German Chancellor Angela Merkel's visit to India coincided with one of the worst spells of air pollutions in Delhi-NCR region, prompting her to pledge to invest 1 billion euros over the next five years on environmentally-friendly urban mobility in India.
Merkel also emphasised on the need to replace diesel-run public transport with electric vehicles.
Touching upon the subject of air pollution in Delhi, Merkel said that looking at the severity of the situation, it would be a good idea to replace diesel buses with electric ones.
"Whoever has looked at pollution in Delhi yesterday (Friday) would find very good arguments to replacing diesel buses with electric buses," Merkel said.
She said Germany will also earmark 200 Million euros to reform bus sector in Tamil Nadu.
"We have agreed to co-operate on climate protection and green urban mobility and have earmarked 1 billion euros towards this," Merkel said at an event here.
Delhi recorded its worst air quality of the season on Friday as the pollution level touched the 'severe plus' category, prompting authorities to shut schools till November 5, ban all construction activities and declare a "public health emergency".

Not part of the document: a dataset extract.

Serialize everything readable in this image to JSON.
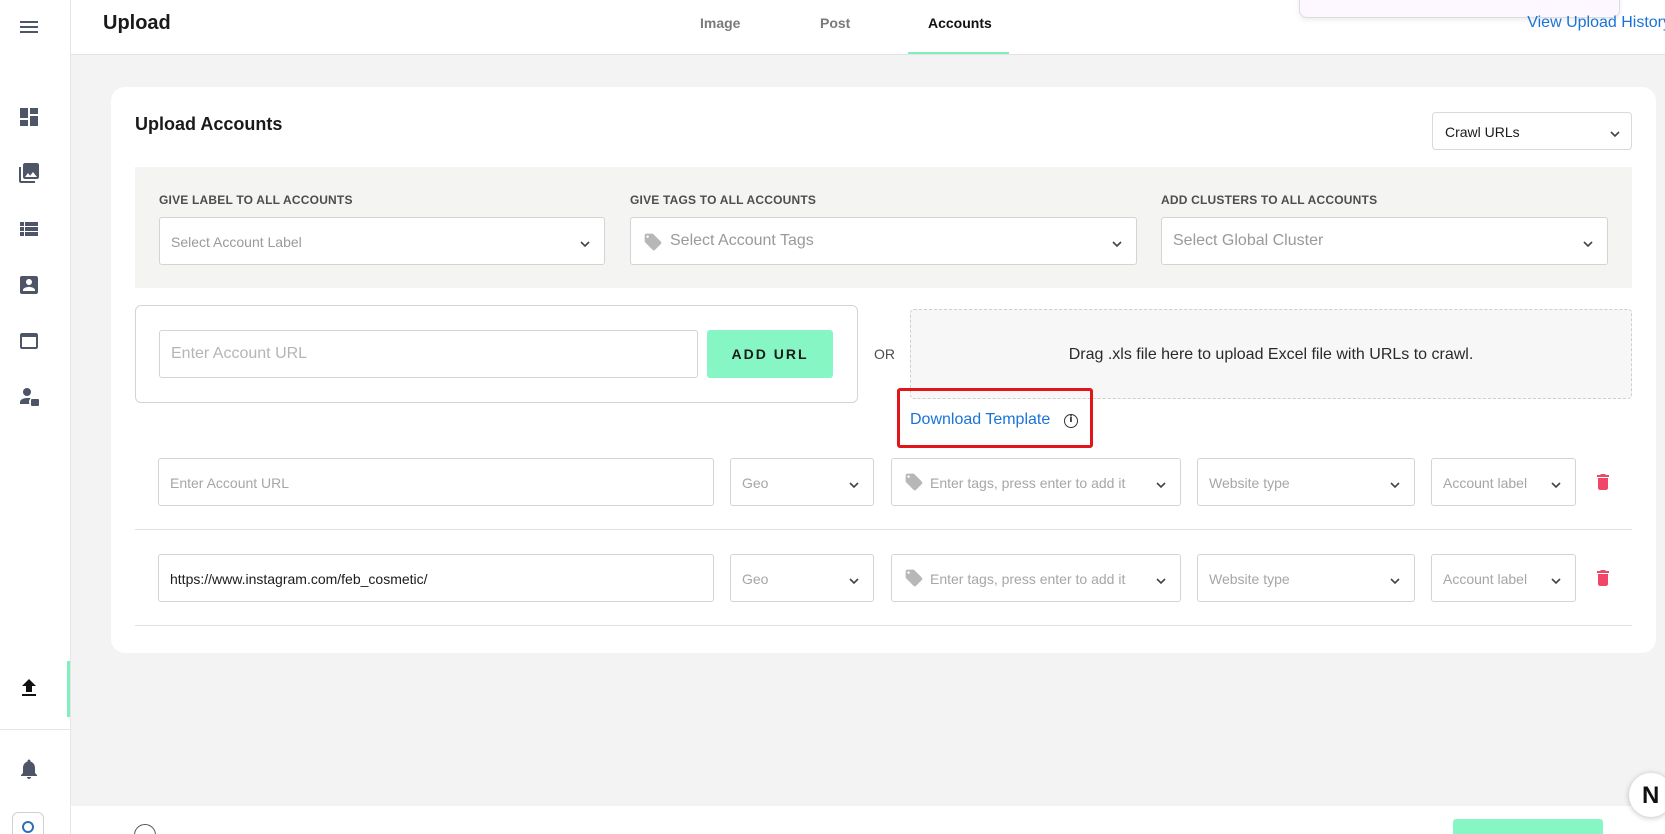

Merkel said that Germany would also like to work with India on various segments including healthcare, agriculture and artificial intelligence.
On Friday, India and Germany agreed to deepen efforts to resume stalled negotiations for a free trade agreement between India and the European Union (EU).
The negotiations for the pact have been held up since May 2013 as both the sides failed to bridge substantial gaps on crucial issues.
Launched in June 2007, the negotiations for the proposed pact have witnessed many hurdles with both the sides having major differences on key issues like intellectual property rights, duty cut in automobile and spirits, and liberal visa regime.
Both the sides also agreed to intensify efforts for an early conclusion of an investment protection agreement between the EU, the EU member states and India.
(With ANI and PTI Inputs)
For in-depth, objective and more importantly balanced journalism, Click here to subscribe to Outlook Magazine